- WHAT YOU NEED TO DO -
Retype every record exactly as it appears.

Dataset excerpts
╔══
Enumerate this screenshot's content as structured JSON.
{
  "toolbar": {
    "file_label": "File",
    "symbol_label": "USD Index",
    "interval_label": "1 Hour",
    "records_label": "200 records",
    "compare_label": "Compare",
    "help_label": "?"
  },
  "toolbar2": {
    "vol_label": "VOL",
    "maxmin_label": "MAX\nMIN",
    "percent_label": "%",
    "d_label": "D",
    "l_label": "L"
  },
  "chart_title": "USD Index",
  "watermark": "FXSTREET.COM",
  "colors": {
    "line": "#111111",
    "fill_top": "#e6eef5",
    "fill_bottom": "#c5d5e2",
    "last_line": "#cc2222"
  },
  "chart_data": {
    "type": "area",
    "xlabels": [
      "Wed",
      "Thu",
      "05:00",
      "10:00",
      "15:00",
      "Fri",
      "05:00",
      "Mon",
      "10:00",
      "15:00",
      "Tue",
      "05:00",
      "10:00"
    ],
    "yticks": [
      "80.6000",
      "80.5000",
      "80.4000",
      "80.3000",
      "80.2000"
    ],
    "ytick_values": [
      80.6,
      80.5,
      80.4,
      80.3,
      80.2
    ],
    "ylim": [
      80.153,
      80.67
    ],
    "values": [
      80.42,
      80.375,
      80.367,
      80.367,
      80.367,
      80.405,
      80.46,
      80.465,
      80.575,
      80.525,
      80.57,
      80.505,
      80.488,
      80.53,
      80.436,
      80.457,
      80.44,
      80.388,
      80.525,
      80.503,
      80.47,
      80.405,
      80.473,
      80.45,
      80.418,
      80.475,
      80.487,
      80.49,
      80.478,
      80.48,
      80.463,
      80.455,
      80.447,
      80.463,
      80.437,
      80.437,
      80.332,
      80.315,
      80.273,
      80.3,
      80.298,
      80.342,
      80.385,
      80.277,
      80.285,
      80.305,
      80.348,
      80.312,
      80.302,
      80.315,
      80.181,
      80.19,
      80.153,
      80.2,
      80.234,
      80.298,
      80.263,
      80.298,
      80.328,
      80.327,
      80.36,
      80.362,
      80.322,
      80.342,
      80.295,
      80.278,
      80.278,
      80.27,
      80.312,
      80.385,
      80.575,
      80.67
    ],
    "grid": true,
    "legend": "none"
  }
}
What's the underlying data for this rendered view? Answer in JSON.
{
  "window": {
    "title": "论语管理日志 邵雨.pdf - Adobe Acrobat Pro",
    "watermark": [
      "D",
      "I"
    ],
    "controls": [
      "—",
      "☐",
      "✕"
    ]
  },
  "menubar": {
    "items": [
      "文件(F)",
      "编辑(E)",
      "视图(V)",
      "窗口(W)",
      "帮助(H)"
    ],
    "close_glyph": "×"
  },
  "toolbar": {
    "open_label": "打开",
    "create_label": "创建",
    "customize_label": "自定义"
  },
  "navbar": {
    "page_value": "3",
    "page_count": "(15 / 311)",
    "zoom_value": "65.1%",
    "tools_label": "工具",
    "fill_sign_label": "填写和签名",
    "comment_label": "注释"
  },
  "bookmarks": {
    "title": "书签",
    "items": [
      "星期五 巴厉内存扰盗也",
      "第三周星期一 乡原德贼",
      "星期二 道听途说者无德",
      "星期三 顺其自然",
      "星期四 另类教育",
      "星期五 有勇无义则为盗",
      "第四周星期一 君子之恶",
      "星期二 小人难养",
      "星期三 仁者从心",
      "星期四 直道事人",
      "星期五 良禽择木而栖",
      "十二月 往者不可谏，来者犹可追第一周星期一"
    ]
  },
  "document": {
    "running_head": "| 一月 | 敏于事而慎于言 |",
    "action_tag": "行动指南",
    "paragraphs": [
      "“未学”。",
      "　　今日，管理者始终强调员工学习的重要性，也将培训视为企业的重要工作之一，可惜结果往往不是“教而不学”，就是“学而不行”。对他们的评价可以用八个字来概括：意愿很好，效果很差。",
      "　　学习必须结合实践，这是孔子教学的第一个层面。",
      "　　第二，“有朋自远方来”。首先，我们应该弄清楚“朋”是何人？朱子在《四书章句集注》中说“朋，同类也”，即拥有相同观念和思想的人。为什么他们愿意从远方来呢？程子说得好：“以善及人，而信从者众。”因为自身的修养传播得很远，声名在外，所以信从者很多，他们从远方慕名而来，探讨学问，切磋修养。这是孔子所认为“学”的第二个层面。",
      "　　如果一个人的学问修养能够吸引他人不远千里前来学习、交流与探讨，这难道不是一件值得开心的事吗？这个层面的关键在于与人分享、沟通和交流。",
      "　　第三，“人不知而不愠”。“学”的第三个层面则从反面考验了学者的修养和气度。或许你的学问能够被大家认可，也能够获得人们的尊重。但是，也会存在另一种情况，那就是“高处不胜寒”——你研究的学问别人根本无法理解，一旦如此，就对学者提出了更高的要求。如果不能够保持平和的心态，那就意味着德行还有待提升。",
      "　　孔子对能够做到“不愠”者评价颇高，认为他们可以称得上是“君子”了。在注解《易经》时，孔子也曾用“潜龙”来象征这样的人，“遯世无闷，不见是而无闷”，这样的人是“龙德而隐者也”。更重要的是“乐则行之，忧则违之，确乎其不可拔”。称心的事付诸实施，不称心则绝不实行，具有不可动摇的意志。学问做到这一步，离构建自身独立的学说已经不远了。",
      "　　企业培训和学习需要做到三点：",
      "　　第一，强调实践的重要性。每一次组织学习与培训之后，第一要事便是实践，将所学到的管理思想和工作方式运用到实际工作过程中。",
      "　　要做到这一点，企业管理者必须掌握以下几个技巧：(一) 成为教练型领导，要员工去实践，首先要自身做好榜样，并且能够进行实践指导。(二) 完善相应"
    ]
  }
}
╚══
- ANSWER TO THE PROBLEM -
Enumerate this screenshot's content as structured JSON.
{
  "toolbar": {
    "file_label": "File",
    "symbol_label": "USD Index",
    "interval_label": "1 Hour",
    "records_label": "200 records",
    "compare_label": "Compare",
    "help_label": "?"
  },
  "toolbar2": {
    "vol_label": "VOL",
    "maxmin_label": "MAX\nMIN",
    "percent_label": "%",
    "d_label": "D",
    "l_label": "L"
  },
  "chart_title": "USD Index",
  "watermark": "FXSTREET.COM",
  "colors": {
    "line": "#111111",
    "fill_top": "#e6eef5",
    "fill_bottom": "#c5d5e2",
    "last_line": "#cc2222"
  },
  "chart_data": {
    "type": "area",
    "xlabels": [
      "Wed",
      "Thu",
      "05:00",
      "10:00",
      "15:00",
      "Fri",
      "05:00",
      "Mon",
      "10:00",
      "15:00",
      "Tue",
      "05:00",
      "10:00"
    ],
    "yticks": [
      "80.6000",
      "80.5000",
      "80.4000",
      "80.3000",
      "80.2000"
    ],
    "ytick_values": [
      80.6,
      80.5,
      80.4,
      80.3,
      80.2
    ],
    "ylim": [
      80.153,
      80.67
    ],
    "values": [
      80.42,
      80.375,
      80.367,
      80.367,
      80.367,
      80.405,
      80.46,
      80.465,
      80.575,
      80.525,
      80.57,
      80.505,
      80.488,
      80.53,
      80.436,
      80.457,
      80.44,
      80.388,
      80.525,
      80.503,
      80.47,
      80.405,
      80.473,
      80.45,
      80.418,
      80.475,
      80.487,
      80.49,
      80.478,
      80.48,
      80.463,
      80.455,
      80.447,
      80.463,
      80.437,
      80.437,
      80.332,
      80.315,
      80.273,
      80.3,
      80.298,
      80.342,
      80.385,
      80.277,
      80.285,
      80.305,
      80.348,
      80.312,
      80.302,
      80.315,
      80.181,
      80.19,
      80.153,
      80.2,
      80.234,
      80.298,
      80.263,
      80.298,
      80.328,
      80.327,
      80.36,
      80.362,
      80.322,
      80.342,
      80.295,
      80.278,
      80.278,
      80.27,
      80.312,
      80.385,
      80.575,
      80.67
    ],
    "grid": true,
    "legend": "none"
  }
}
What's the underlying data for this rendered view? Answer in JSON.
{
  "window": {
    "title": "论语管理日志 邵雨.pdf - Adobe Acrobat Pro",
    "watermark": [
      "D",
      "I"
    ],
    "controls": [
      "—",
      "☐",
      "✕"
    ]
  },
  "menubar": {
    "items": [
      "文件(F)",
      "编辑(E)",
      "视图(V)",
      "窗口(W)",
      "帮助(H)"
    ],
    "close_glyph": "×"
  },
  "toolbar": {
    "open_label": "打开",
    "create_label": "创建",
    "customize_label": "自定义"
  },
  "navbar": {
    "page_value": "3",
    "page_count": "(15 / 311)",
    "zoom_value": "65.1%",
    "tools_label": "工具",
    "fill_sign_label": "填写和签名",
    "comment_label": "注释"
  },
  "bookmarks": {
    "title": "书签",
    "items": [
      "星期五 巴厉内存扰盗也",
      "第三周星期一 乡原德贼",
      "星期二 道听途说者无德",
      "星期三 顺其自然",
      "星期四 另类教育",
      "星期五 有勇无义则为盗",
      "第四周星期一 君子之恶",
      "星期二 小人难养",
      "星期三 仁者从心",
      "星期四 直道事人",
      "星期五 良禽择木而栖",
      "十二月 往者不可谏，来者犹可追第一周星期一"
    ]
  },
  "document": {
    "running_head": "| 一月 | 敏于事而慎于言 |",
    "action_tag": "行动指南",
    "paragraphs": [
      "“未学”。",
      "　　今日，管理者始终强调员工学习的重要性，也将培训视为企业的重要工作之一，可惜结果往往不是“教而不学”，就是“学而不行”。对他们的评价可以用八个字来概括：意愿很好，效果很差。",
      "　　学习必须结合实践，这是孔子教学的第一个层面。",
      "　　第二，“有朋自远方来”。首先，我们应该弄清楚“朋”是何人？朱子在《四书章句集注》中说“朋，同类也”，即拥有相同观念和思想的人。为什么他们愿意从远方来呢？程子说得好：“以善及人，而信从者众。”因为自身的修养传播得很远，声名在外，所以信从者很多，他们从远方慕名而来，探讨学问，切磋修养。这是孔子所认为“学”的第二个层面。",
      "　　如果一个人的学问修养能够吸引他人不远千里前来学习、交流与探讨，这难道不是一件值得开心的事吗？这个层面的关键在于与人分享、沟通和交流。",
      "　　第三，“人不知而不愠”。“学”的第三个层面则从反面考验了学者的修养和气度。或许你的学问能够被大家认可，也能够获得人们的尊重。但是，也会存在另一种情况，那就是“高处不胜寒”——你研究的学问别人根本无法理解，一旦如此，就对学者提出了更高的要求。如果不能够保持平和的心态，那就意味着德行还有待提升。",
      "　　孔子对能够做到“不愠”者评价颇高，认为他们可以称得上是“君子”了。在注解《易经》时，孔子也曾用“潜龙”来象征这样的人，“遯世无闷，不见是而无闷”，这样的人是“龙德而隐者也”。更重要的是“乐则行之，忧则违之，确乎其不可拔”。称心的事付诸实施，不称心则绝不实行，具有不可动摇的意志。学问做到这一步，离构建自身独立的学说已经不远了。",
      "　　企业培训和学习需要做到三点：",
      "　　第一，强调实践的重要性。每一次组织学习与培训之后，第一要事便是实践，将所学到的管理思想和工作方式运用到实际工作过程中。",
      "　　要做到这一点，企业管理者必须掌握以下几个技巧：(一) 成为教练型领导，要员工去实践，首先要自身做好榜样，并且能够进行实践指导。(二) 完善相应"
    ]
  }
}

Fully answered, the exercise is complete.